The factories of today are not what they used to be. Rewind 50 years and the process of manufacturing was much slower and more labour-intensive than it is now. Automation consisted of basic hydraulic and pneumatic systems. And the far greater input of humans into the construction of cars, household appliances and other factory-built products made the production line a slower-moving creature.
Today, however, the majority of the manufacturing process, particularly in large industrial factories, is automated. Precision computing technologies have reduced the degree to which regular human intervention is required. The result is quicker, more efficient and more accurate manufacturing. This leads to greater profit margins for companies.
But even that is rapidly changing. Manufacturing technologies are constantly developing, and factories are seeing the increasing convergence of operational technology and information technology, particularly in the innovations associated with the Internet of Things (IoT).
The arrival of IoT in factories means manufacturers have far greater oversight over their operations. This is true both on the macro level and right down to minute details, and from the factory floor to the supply chain. Integrated software allows real-time analysis of operations: if there is a hiccup at any stage of the process it can be quickly corrected.
An example of this is Hitachi’s Lumada system. Lumada integrates IT and operational technology to connect multiple manufacturing teams and even companies. By connecting people, raw materials and equipment, the system can monitor and analyze production situations in real time. Errors or delays can be predicted and measures to prevent incidents from occurring can be taken. This enables factories to operate more flexibly and robustly.
Embracing smart manufacturing has many benefits. Not only is production sped up dramatically, but there is less wastage. This both saves money and makes production less harmful to the environment. Machines are more tightly scheduled, thereby preventing unnecessary energy waste. The reduction in the potential for human error inevitably reduces the amount of physical waste that needs to be disposed of.
The integration of smart technology into the factory has already produced significant results. A 2014 survey of companies in the US that had adopted smart manufacturing processes found that:
- 82 percent reported having experienced increased efficiency
- 49 percent experienced fewer product defects
- 45 percent reported having experienced greater customer satisfaction
Artificial Intelligence (AI) involves complex decisions being made by computers. The potential for this technology to increase factory efficiency has been available for some time. However, like automation, this is a relatively new introduction to the factory floor. This is because many companies have offshored their production to low-income countries where worker salaries were low, making it was less easy to justify investment in both automation and AI.
However, salaries around the world are rising. And with that change comes a greater emphasis on incorporating machine learning and automation into factory operations.
Hitachi is leading the way here. The company has developed AI technology that can identify and respond to demand fluctuations based on data collected daily by business systems, and issuing appropriate work orders.

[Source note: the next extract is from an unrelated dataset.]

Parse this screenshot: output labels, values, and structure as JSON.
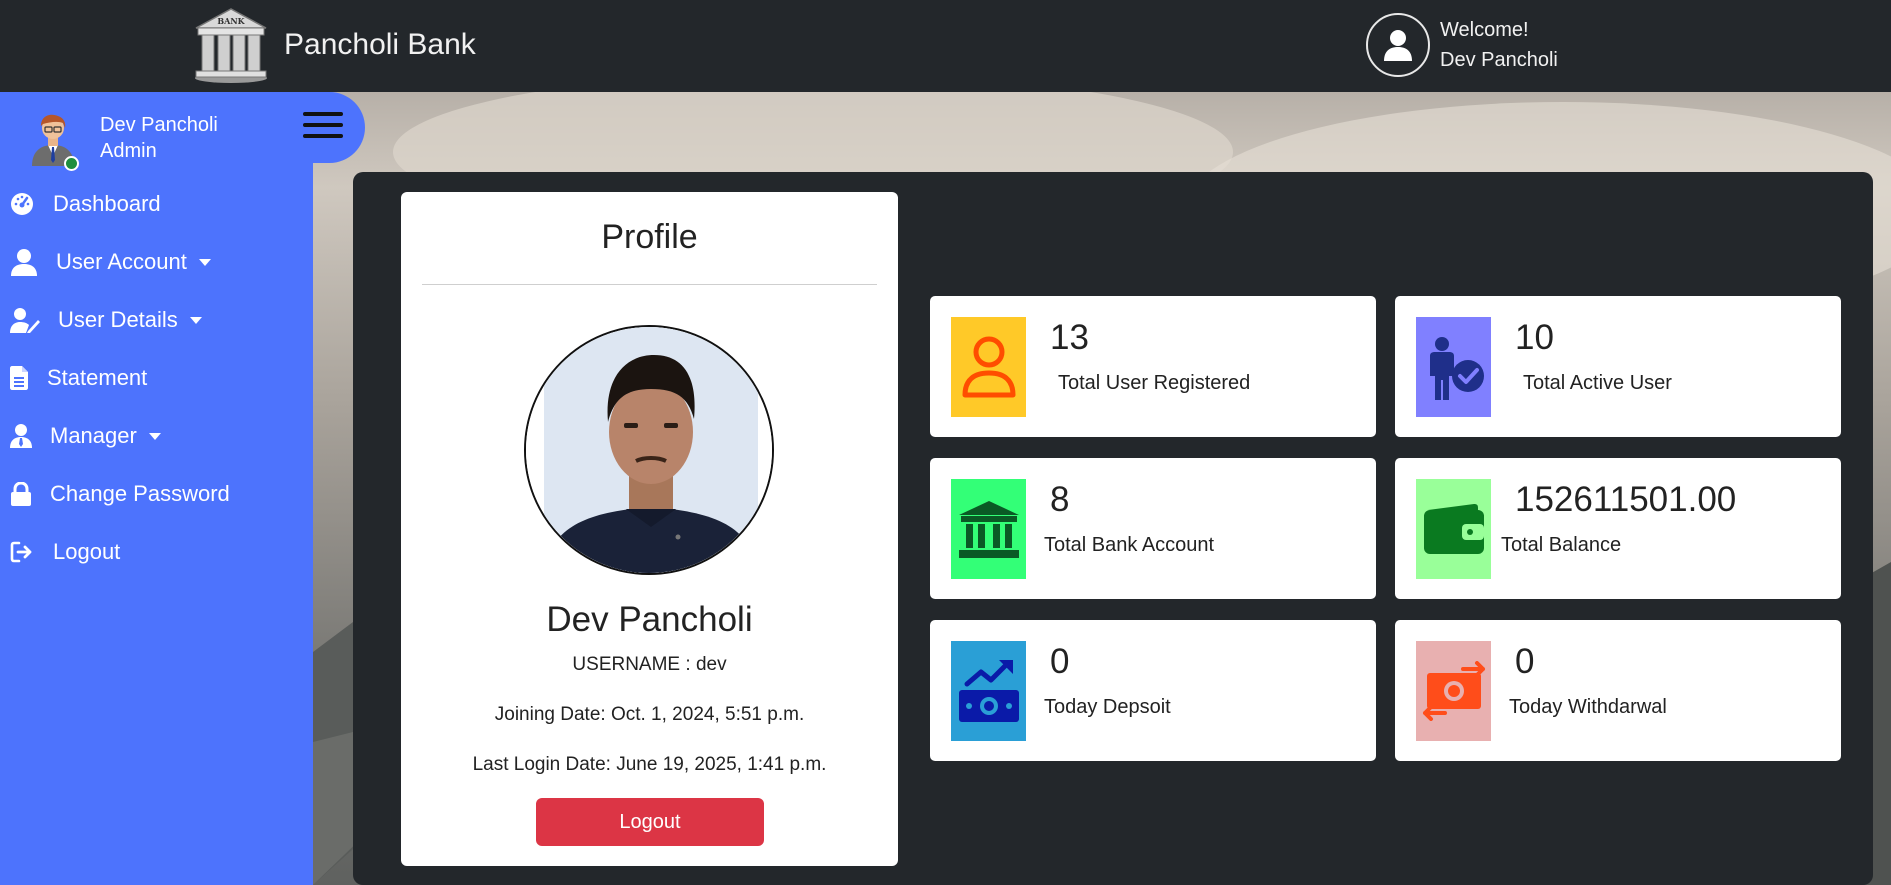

Another AI technology that is increasingly being explored is “machine vision”. Highly sensitive cameras are able to spot the tiniest of defects in products that are undetectable to the human eye. A factory that produces delicate and intricately-designed electronics—for instance, circuit boards—is now able to detect any manufacturing faults before the products hit the shelves.
Cobots and augmented reality

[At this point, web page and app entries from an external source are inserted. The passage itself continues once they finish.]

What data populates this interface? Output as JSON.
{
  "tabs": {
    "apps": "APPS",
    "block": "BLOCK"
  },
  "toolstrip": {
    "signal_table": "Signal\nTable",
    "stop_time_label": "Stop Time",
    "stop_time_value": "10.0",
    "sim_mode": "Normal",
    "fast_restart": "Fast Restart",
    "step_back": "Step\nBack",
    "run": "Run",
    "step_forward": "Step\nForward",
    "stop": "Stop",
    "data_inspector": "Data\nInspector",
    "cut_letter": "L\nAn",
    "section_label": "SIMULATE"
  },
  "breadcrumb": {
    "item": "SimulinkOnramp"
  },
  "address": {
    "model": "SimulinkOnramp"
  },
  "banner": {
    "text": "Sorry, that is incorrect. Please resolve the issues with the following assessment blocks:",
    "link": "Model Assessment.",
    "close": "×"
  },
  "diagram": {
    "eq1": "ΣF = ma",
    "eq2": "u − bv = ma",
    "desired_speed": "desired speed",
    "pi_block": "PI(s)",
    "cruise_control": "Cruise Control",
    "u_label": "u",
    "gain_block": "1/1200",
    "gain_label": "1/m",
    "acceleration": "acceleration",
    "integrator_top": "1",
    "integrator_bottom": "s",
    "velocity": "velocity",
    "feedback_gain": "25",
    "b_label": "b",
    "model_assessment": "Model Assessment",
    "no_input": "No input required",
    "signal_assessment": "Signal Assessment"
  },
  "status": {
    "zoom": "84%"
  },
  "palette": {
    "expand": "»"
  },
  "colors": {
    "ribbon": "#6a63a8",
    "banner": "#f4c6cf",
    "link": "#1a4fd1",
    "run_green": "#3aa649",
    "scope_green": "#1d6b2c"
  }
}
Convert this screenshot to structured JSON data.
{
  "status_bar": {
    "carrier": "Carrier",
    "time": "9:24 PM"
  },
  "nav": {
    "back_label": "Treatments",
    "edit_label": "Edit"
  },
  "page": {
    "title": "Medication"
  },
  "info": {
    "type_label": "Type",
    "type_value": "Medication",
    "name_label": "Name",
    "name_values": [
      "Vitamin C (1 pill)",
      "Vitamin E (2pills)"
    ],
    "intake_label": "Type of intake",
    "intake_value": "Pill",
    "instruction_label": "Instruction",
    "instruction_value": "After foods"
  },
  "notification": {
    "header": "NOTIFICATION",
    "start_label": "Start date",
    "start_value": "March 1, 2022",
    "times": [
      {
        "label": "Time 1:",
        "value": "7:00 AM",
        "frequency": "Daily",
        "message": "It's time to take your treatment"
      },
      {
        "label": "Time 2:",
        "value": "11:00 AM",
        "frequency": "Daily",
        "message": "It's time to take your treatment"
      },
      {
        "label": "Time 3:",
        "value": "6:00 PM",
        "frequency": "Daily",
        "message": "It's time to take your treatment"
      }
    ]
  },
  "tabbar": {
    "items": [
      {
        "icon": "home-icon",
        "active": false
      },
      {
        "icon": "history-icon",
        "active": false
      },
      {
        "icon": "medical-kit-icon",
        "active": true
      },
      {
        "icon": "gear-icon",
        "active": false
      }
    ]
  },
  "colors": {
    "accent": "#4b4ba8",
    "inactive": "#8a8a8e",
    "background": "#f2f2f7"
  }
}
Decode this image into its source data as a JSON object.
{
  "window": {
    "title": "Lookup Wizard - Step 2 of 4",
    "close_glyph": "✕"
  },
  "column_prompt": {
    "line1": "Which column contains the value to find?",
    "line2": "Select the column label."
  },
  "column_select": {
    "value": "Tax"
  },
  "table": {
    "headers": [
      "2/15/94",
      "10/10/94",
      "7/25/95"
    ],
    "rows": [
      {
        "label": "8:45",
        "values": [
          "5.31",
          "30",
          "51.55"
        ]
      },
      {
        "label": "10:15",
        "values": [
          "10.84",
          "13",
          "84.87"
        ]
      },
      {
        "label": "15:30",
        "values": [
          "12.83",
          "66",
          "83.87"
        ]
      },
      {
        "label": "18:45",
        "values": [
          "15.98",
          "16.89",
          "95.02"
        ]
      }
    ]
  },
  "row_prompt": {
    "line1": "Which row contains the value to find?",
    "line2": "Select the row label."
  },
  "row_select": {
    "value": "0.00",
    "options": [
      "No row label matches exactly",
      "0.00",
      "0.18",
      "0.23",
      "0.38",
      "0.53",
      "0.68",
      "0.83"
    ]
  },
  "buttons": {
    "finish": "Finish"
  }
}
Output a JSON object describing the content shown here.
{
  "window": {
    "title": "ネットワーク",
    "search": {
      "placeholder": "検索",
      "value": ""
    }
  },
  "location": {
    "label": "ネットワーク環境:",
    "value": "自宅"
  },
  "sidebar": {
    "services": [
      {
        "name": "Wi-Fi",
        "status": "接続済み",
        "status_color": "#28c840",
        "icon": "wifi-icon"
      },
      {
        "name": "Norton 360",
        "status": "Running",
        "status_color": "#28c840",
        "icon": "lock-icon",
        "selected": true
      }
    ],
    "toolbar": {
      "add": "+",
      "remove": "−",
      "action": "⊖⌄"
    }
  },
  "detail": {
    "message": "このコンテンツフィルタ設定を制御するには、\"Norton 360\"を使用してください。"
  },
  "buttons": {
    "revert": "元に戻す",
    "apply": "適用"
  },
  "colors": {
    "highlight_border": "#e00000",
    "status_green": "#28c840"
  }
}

Robots have been a presence on the factory floor for decades, but have for the large part been kept apart from the humans working on the assembly line. But this has changed: “cobots”, or cooperative robots, are designed to interact with humans, and can be programmed or trained—just as a human colleague might be—to improve its working process.
Augmented reality can meanwhile aid in the training process for employees, by allowing them to go to work on a specific task—wiring an intricate electronic device, for example—while having the augmented reality version of the correct process right in front of them.
Developments such as these have transformed the factory floor, greatly lessening the potential for error and making it possible to create highly skilled and specialised products at a faster pace and to a degree of refinement far beyond anything seen so far.
Our world faces a number of challenges, from climate change and pollution to population growth and urbanisation. Hitachi believes that it must help to find innovative and commercially viable solutions for these challenges. Visit Social-Innovation.Hitachi to learn how Social Innovation is helping Hitachi improve lives across the world.
Image under licence from iStockPhoto.co.uk, credit skynesher